Work to be completed:
Extract all lines from the data beneath that include the word "content".

Source information section start

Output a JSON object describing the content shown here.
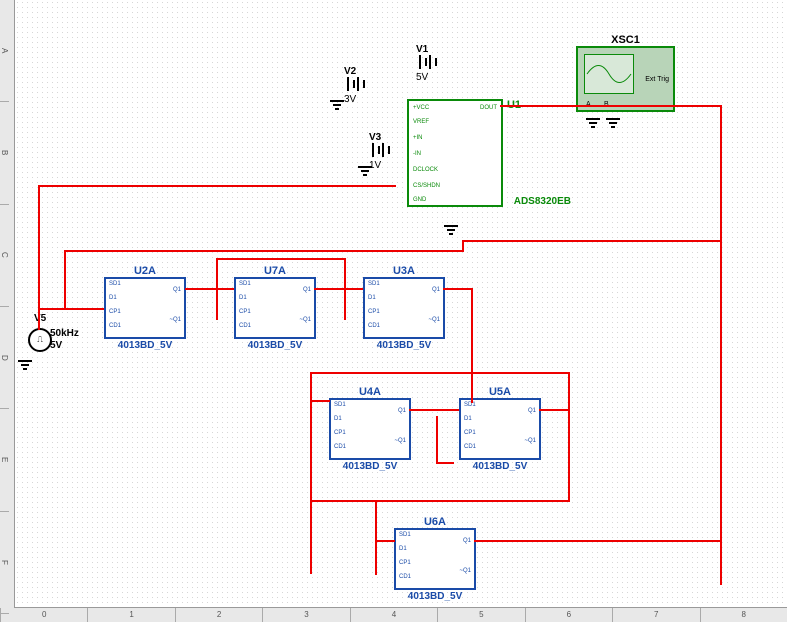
{
  "scope": {
    "ref": "XSC1",
    "ext": "Ext Trig",
    "a": "A",
    "b": "B"
  },
  "v1": {
    "ref": "V1",
    "val": "5V"
  },
  "v2": {
    "ref": "V2",
    "val": "3V"
  },
  "v3": {
    "ref": "V3",
    "val": "1V"
  },
  "v5": {
    "ref": "V5",
    "freq": "50kHz",
    "val": "5V"
  },
  "u1": {
    "ref": "U1",
    "part": "ADS8320EB",
    "pins": [
      "+VCC",
      "VREF",
      "+IN",
      "-IN",
      "DCLOCK",
      "CS/SHDN",
      "GND",
      "DOUT"
    ]
  },
  "u2": {
    "ref": "U2A",
    "part": "4013BD_5V"
  },
  "u3": {
    "ref": "U3A",
    "part": "4013BD_5V"
  },
  "u4": {
    "ref": "U4A",
    "part": "4013BD_5V"
  },
  "u5": {
    "ref": "U5A",
    "part": "4013BD_5V"
  },
  "u6": {
    "ref": "U6A",
    "part": "4013BD_5V"
  },
  "u7": {
    "ref": "U7A",
    "part": "4013BD_5V"
  },
  "ff_pins": {
    "sd": "SD1",
    "d": "D1",
    "cp": "CP1",
    "cd": "CD1",
    "q": "Q1",
    "qn": "~Q1"
  },
  "ruler_h": [
    "0",
    "1",
    "2",
    "3",
    "4",
    "5",
    "6",
    "7",
    "8"
  ],
  "ruler_v": [
    "A",
    "B",
    "C",
    "D",
    "E",
    "F"
  ]
}
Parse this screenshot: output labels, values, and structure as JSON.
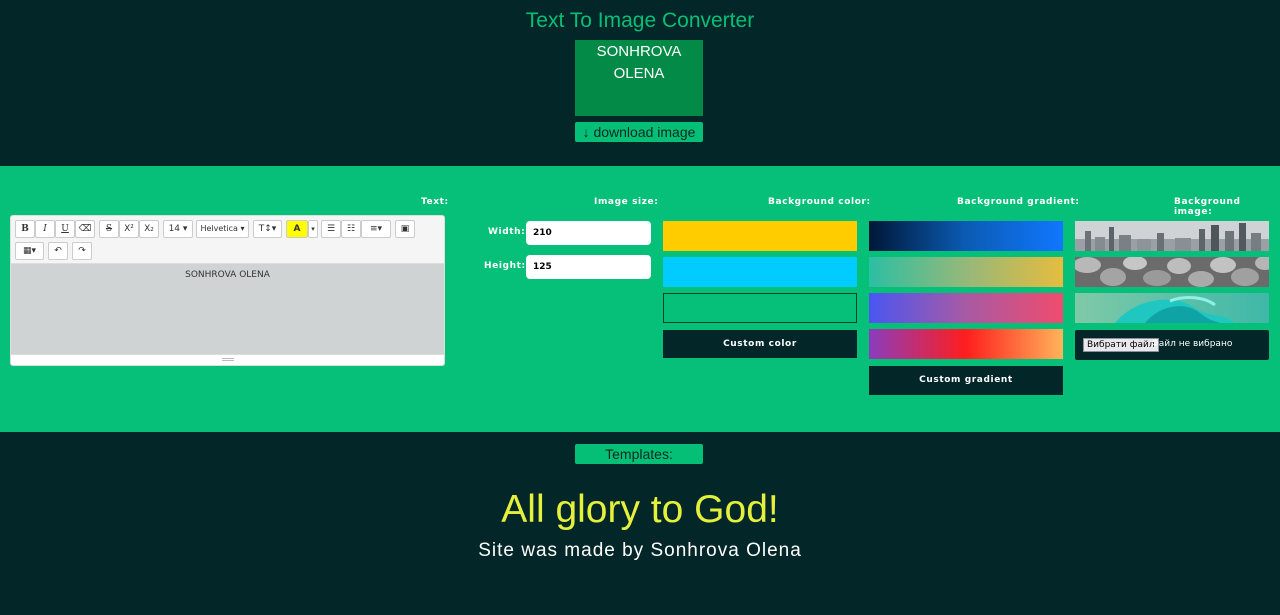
{
  "header": {
    "title": "Text To Image Converter",
    "preview_text": "SONHROVA OLENA",
    "download_label": "↓ download image"
  },
  "panel": {
    "text_label": "Text:",
    "size_label": "Image size:",
    "bgcolor_label": "Background color:",
    "gradient_label": "Background gradient:",
    "bgimage_label": "Background image:"
  },
  "editor": {
    "content": "SONHROVA OLENA",
    "font_size": "14",
    "font_family": "Helvetica",
    "toolbar": {
      "bold": "B",
      "italic": "I",
      "underline": "U",
      "eraser": "⌫",
      "strike": "S",
      "superscript": "X²",
      "subscript": "X₂",
      "font_size": "14 ▾",
      "font_family": "Helvetica ▾",
      "text_height": "T↕▾",
      "text_color": "A",
      "text_color_caret": "▾",
      "bullet_list": "☰",
      "numbered_list": "☷",
      "align": "≡▾",
      "picture": "▣",
      "table": "▦▾",
      "undo": "↶",
      "redo": "↷"
    }
  },
  "image_size": {
    "width_label": "Width:",
    "width_value": "210",
    "height_label": "Height:",
    "height_value": "125"
  },
  "background_colors": {
    "swatches": [
      "#ffcc00",
      "#00ccff",
      "#06bf78"
    ],
    "custom_label": "Custom color"
  },
  "background_gradients": {
    "swatches": [
      "linear-gradient(to right, #001737, #0b5bb4 50%, #1177ff)",
      "linear-gradient(to right, #2bbfa2, #96b87a 50%, #e6bc3e)",
      "linear-gradient(to right, #4a56f2, #a85aa3 50%, #f04c6e)",
      "linear-gradient(to right, #8a3cbd, #ff1e1e 50%, #ffb45a)"
    ],
    "custom_label": "Custom gradient"
  },
  "background_images": {
    "swatches": [
      "city-skyline-image",
      "pebbles-image",
      "abstract-wave-image"
    ],
    "file_button": "Вибрати файл",
    "file_status": "Файл не вибрано"
  },
  "footer": {
    "templates_label": "Templates:",
    "glory_text": "All glory to God!",
    "credit_text": "Site was made by Sonhrova Olena"
  }
}
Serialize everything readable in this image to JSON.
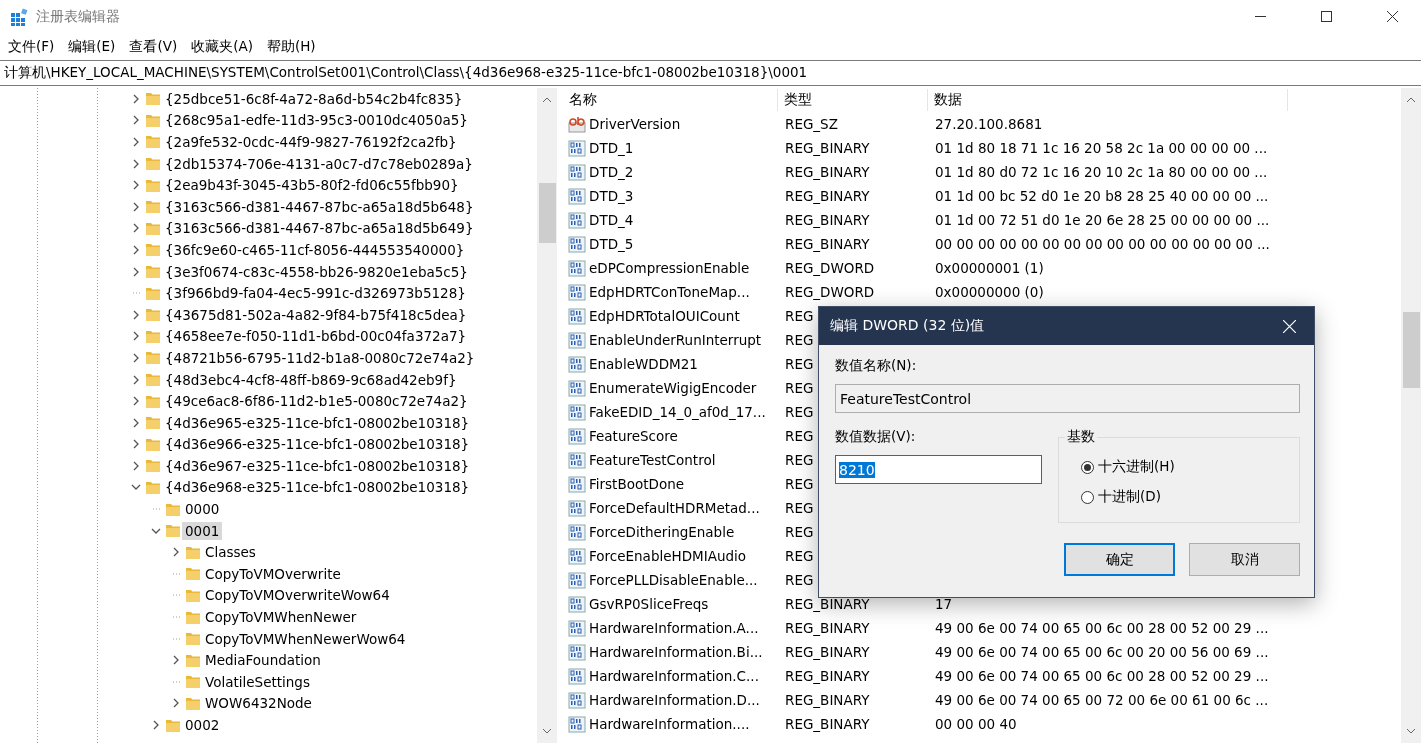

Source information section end

Your solution:
Output a JSON object describing the content shown here.
    "content": "SONHROVA OLENA",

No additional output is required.